  • MLA 7th ed.: Baily, Kenneth. "So eerie-my search for the silent 'Dr Who'." The Sunday People [add city] 1967-09-03, 12. Print.
  • Chicago 15th ed.: Baily, Kenneth. "So eerie-my search for the silent 'Dr Who'." The Sunday People, edition, sec., 1967-09-03
  • Turabian: Baily, Kenneth. "So eerie-my search for the silent 'Dr Who'." The Sunday People, 1967-09-03, section, 12 edition.
  • Wikipedia (this article): <ref>{{cite news| title=So eerie-my search for the silent 'Dr Who' | url= | work=The Sunday People | pages=12 | date=1967-09-03 | via=Doctor Who Cuttings Archive | accessdate=26 February 2024 }}</ref>

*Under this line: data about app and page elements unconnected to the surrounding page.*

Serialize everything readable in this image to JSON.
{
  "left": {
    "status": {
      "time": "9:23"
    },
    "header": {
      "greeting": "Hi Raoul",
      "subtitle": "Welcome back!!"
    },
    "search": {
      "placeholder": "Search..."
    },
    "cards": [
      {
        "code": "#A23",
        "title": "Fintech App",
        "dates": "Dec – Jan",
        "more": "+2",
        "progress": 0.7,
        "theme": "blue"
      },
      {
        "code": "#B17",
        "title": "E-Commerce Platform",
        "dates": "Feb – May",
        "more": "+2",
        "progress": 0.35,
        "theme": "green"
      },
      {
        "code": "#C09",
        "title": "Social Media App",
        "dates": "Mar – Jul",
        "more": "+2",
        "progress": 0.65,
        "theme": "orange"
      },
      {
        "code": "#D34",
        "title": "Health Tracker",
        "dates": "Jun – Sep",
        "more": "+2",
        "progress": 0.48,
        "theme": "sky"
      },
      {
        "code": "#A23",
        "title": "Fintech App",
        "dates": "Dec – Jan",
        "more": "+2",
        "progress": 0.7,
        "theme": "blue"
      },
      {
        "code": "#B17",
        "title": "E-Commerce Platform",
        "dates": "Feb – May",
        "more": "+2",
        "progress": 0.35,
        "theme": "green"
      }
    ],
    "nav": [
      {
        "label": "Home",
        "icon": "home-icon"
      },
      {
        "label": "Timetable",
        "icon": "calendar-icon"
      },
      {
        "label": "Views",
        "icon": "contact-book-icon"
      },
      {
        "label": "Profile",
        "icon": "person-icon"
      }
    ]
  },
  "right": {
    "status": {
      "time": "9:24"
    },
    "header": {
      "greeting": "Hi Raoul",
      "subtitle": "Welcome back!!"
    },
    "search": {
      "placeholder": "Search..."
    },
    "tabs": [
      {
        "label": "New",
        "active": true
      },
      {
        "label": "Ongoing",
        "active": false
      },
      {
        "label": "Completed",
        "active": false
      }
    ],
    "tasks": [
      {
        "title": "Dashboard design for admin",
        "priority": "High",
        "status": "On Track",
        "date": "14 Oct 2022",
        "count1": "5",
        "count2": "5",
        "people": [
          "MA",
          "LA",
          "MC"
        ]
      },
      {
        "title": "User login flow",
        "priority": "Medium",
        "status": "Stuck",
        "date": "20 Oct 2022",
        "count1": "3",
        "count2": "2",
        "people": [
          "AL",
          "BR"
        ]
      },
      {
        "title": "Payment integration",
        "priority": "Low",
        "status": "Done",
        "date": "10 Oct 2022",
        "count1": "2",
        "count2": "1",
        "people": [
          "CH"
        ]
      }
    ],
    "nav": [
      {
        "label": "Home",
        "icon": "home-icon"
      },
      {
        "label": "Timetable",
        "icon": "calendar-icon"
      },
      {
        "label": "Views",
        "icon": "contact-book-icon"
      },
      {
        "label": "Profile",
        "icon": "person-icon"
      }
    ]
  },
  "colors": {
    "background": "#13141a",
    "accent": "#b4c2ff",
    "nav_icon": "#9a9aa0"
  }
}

  • Wikipedia (this page): <ref>{{cite web | title=So eerie-my search for the silent 'Dr Who' | url= | work=Doctor Who Cuttings Archive | accessdate=26 February 2024}}</ref>